*** Provided data Section Begins ***

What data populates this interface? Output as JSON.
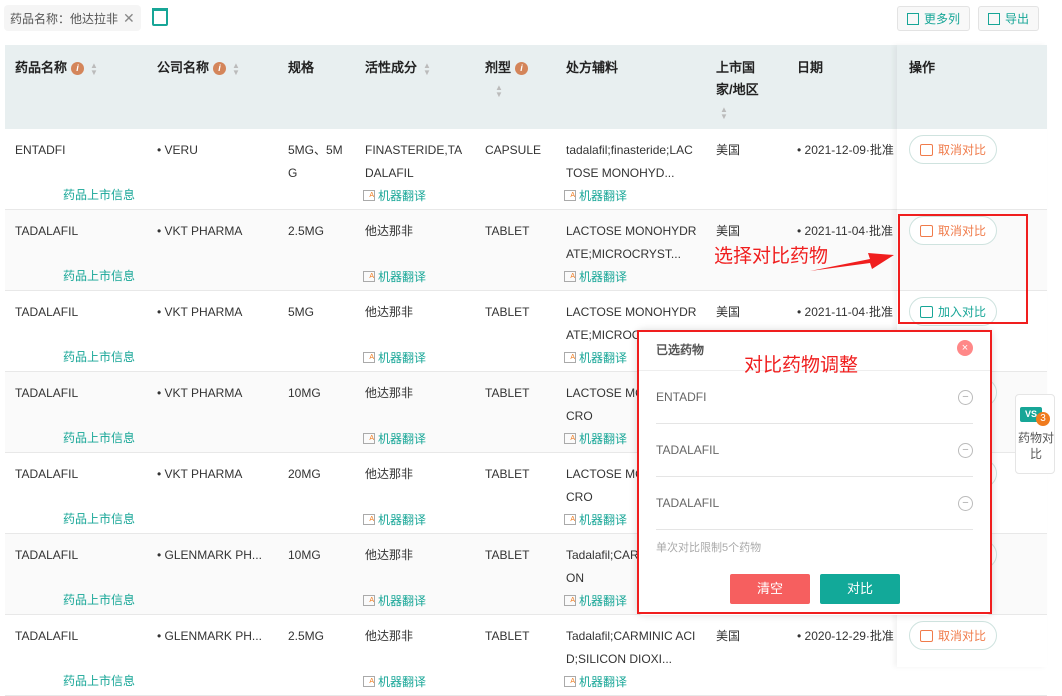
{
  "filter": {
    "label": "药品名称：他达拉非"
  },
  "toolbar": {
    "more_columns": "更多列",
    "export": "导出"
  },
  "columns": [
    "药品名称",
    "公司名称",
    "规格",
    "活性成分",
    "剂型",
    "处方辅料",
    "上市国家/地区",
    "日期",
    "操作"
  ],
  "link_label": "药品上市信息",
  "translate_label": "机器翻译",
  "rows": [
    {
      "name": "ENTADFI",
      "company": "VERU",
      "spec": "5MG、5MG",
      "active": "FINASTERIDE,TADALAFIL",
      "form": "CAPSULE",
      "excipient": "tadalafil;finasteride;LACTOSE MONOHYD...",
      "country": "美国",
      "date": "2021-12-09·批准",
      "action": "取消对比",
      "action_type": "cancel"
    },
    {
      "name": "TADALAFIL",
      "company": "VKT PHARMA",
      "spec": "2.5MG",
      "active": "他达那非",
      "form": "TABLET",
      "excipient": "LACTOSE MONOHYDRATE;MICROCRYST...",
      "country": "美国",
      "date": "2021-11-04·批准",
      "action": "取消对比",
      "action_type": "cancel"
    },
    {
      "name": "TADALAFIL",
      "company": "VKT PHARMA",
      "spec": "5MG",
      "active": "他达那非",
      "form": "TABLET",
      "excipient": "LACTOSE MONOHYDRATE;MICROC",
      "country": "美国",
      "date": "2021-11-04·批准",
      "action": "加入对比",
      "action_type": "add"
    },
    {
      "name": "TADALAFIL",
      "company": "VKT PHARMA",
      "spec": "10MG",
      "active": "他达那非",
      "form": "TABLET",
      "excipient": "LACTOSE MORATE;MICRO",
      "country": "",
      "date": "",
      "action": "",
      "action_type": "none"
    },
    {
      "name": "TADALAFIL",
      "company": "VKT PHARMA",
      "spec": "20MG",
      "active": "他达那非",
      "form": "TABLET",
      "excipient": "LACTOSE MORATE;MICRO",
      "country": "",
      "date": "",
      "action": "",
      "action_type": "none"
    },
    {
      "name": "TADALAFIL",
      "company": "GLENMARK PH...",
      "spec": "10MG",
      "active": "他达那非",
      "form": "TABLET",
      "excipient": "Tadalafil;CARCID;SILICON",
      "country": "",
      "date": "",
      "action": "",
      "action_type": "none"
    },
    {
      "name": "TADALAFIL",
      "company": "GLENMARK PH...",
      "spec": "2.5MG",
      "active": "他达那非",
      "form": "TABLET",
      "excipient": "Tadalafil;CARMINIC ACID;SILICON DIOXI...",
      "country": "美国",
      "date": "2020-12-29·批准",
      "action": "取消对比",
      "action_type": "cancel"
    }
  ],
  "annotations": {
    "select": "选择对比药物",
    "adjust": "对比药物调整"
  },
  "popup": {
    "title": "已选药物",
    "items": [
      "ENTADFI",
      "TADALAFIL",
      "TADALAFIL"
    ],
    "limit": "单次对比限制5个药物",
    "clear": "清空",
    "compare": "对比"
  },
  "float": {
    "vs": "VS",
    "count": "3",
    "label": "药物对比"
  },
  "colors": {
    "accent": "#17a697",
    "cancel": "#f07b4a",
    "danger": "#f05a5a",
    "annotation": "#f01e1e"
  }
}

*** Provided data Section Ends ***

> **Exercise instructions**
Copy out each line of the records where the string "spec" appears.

> **Answer section**
      "spec": "5MG、5MG",
      "spec": "2.5MG",
      "spec": "5MG",
      "spec": "10MG",
      "spec": "20MG",
      "spec": "10MG",
      "spec": "2.5MG",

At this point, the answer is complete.